- _THE PROBLEM_:
Every record should be copied exactly, and the images omitted.

Stored data
● ● ● ● ● ● ●
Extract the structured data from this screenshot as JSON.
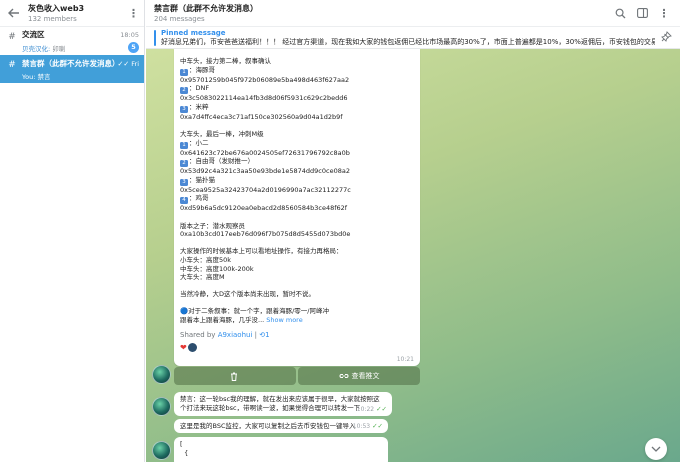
{
  "sidebar": {
    "title": "灰色收入web3",
    "subtitle": "132 members",
    "chats": [
      {
        "icon": "hashtag-icon",
        "title": "交流区",
        "time": "18:05",
        "sender": "贝壳汉化: ",
        "preview": "卯喇",
        "badge": "5"
      },
      {
        "icon": "hashtag-icon",
        "title": "禁言群（此群不允许发消息）",
        "time": "Fri",
        "sender": "You: ",
        "preview": "禁言"
      }
    ]
  },
  "header": {
    "title": "禁言群（此群不允许发消息）",
    "subtitle": "204 messages"
  },
  "pinned": {
    "title": "Pinned message",
    "text": "好消息兄弟们，币安爸爸送福利！！！ 经过官方渠道，现在我如大家的钱包返佣已经比市场最高的30%了，市面上普遍都是10%，30%返佣后，币安钱包的交易手续费也…"
  },
  "message": {
    "lines": [
      "中车头，接力第二棒，叙事确认",
      "1️⃣：海豚哥",
      "0x95701259b045f972b06089e5ba498d463f627aa2",
      "2️⃣：DNF",
      "0x3c5083022114ea14fb3d8d06f5931c629c2bedd6",
      "3️⃣：米粹",
      "0xa7d4ffc4eca3c71af150ce302560a9d04a1d2b9f",
      "",
      "大车头，最后一棒，冲刺M级",
      "1️⃣：小二",
      "0x641623c72be676a0024505ef72631796792c8a0b",
      "2️⃣：自由哥（发财推一）",
      "0x53d92c4a321c3aa50e93bde1e5874dd9c0ce08a2",
      "3️⃣：猫扑猫",
      "0x5cea9525a32423704a2d0196990a7ac32112277c",
      "4️⃣：鸡哥",
      "0xd59b6a5dc9120ea0ebacd2d8560584b3ce48f62f",
      "",
      "版本之子：潜水观察员",
      "0xa10b3cd017eeb76d096f7b075d8d5455d073bd0e",
      "",
      "大家操作的时候基本上可以看地址操作，有接力再格局：",
      "小车头：高度50k",
      "中车头：高度100k-200k",
      "大车头：高度M",
      "",
      "当然冷静，大D这个版本尚未出现，暂时不说。",
      "",
      "🔵对于二条叙事：就一个字，跟着海豚/零一/阿峰冲",
      "跟着本上跟着海豚，几乎没..."
    ],
    "show_more": "Show more",
    "shared_label": "Shared by ",
    "shared_by": "A9xiaohui",
    "shared_sep": " | ",
    "shared_count": "1",
    "time": "10:21",
    "buttons": [
      {
        "label": "",
        "icon": "trash-icon"
      },
      {
        "label": "查看推文",
        "icon": "link-icon"
      }
    ]
  },
  "messages": [
    {
      "text": "禁言：这一轮bsc我的理解，就在发出来应该属于很早，大家就按照这个打法来玩这轮bsc，带啊读一波，如果觉得合理可以转发一下",
      "time": "10:22"
    },
    {
      "text": "这里是我的BSC监控，大家可以复制之后去币安钱包一键导入",
      "time": "10:53"
    },
    {
      "text": "[\n  {"
    }
  ],
  "colors": {
    "accent": "#3390ec",
    "active_chat": "#419fd9",
    "badge": "#4ea4f6"
  }
}
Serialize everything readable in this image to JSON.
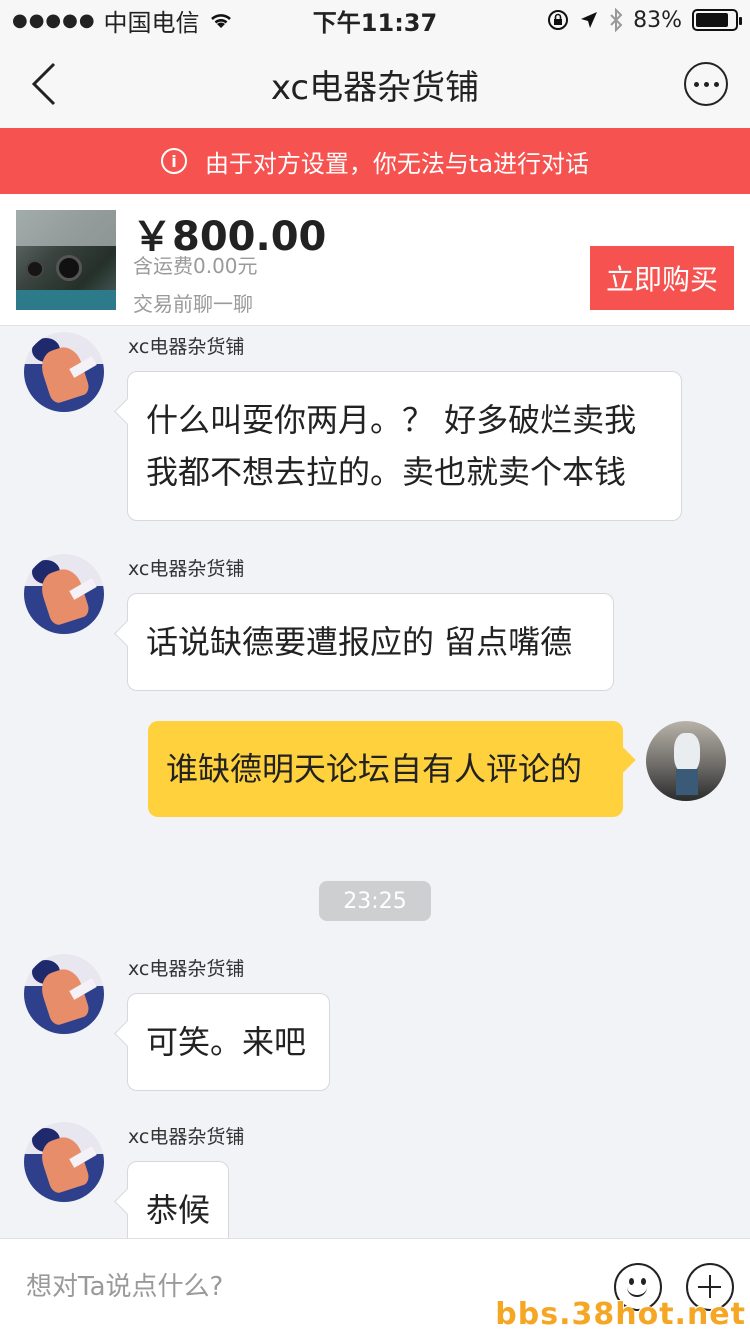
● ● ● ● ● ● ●
- _RESPONSE TO THE EXERCISE_:
Extract the structured data from this screenshot as JSON.
{
  "sidebar": {
    "title": "灰色收入web3",
    "subtitle": "132 members",
    "chats": [
      {
        "icon": "hashtag-icon",
        "title": "交流区",
        "time": "18:05",
        "sender": "贝壳汉化: ",
        "preview": "卯喇",
        "badge": "5"
      },
      {
        "icon": "hashtag-icon",
        "title": "禁言群（此群不允许发消息）",
        "time": "Fri",
        "sender": "You: ",
        "preview": "禁言"
      }
    ]
  },
  "header": {
    "title": "禁言群（此群不允许发消息）",
    "subtitle": "204 messages"
  },
  "pinned": {
    "title": "Pinned message",
    "text": "好消息兄弟们，币安爸爸送福利！！！ 经过官方渠道，现在我如大家的钱包返佣已经比市场最高的30%了，市面上普遍都是10%，30%返佣后，币安钱包的交易手续费也…"
  },
  "message": {
    "lines": [
      "中车头，接力第二棒，叙事确认",
      "1️⃣：海豚哥",
      "0x95701259b045f972b06089e5ba498d463f627aa2",
      "2️⃣：DNF",
      "0x3c5083022114ea14fb3d8d06f5931c629c2bedd6",
      "3️⃣：米粹",
      "0xa7d4ffc4eca3c71af150ce302560a9d04a1d2b9f",
      "",
      "大车头，最后一棒，冲刺M级",
      "1️⃣：小二",
      "0x641623c72be676a0024505ef72631796792c8a0b",
      "2️⃣：自由哥（发财推一）",
      "0x53d92c4a321c3aa50e93bde1e5874dd9c0ce08a2",
      "3️⃣：猫扑猫",
      "0x5cea9525a32423704a2d0196990a7ac32112277c",
      "4️⃣：鸡哥",
      "0xd59b6a5dc9120ea0ebacd2d8560584b3ce48f62f",
      "",
      "版本之子：潜水观察员",
      "0xa10b3cd017eeb76d096f7b075d8d5455d073bd0e",
      "",
      "大家操作的时候基本上可以看地址操作，有接力再格局：",
      "小车头：高度50k",
      "中车头：高度100k-200k",
      "大车头：高度M",
      "",
      "当然冷静，大D这个版本尚未出现，暂时不说。",
      "",
      "🔵对于二条叙事：就一个字，跟着海豚/零一/阿峰冲",
      "跟着本上跟着海豚，几乎没..."
    ],
    "show_more": "Show more",
    "shared_label": "Shared by ",
    "shared_by": "A9xiaohui",
    "shared_sep": " | ",
    "shared_count": "1",
    "time": "10:21",
    "buttons": [
      {
        "label": "",
        "icon": "trash-icon"
      },
      {
        "label": "查看推文",
        "icon": "link-icon"
      }
    ]
  },
  "messages": [
    {
      "text": "禁言：这一轮bsc我的理解，就在发出来应该属于很早，大家就按照这个打法来玩这轮bsc，带啊读一波，如果觉得合理可以转发一下",
      "time": "10:22"
    },
    {
      "text": "这里是我的BSC监控，大家可以复制之后去币安钱包一键导入",
      "time": "10:53"
    },
    {
      "text": "[\n  {"
    }
  ],
  "colors": {
    "accent": "#3390ec",
    "active_chat": "#419fd9",
    "badge": "#4ea4f6"
  }
}
Serialize everything readable in this image to JSON.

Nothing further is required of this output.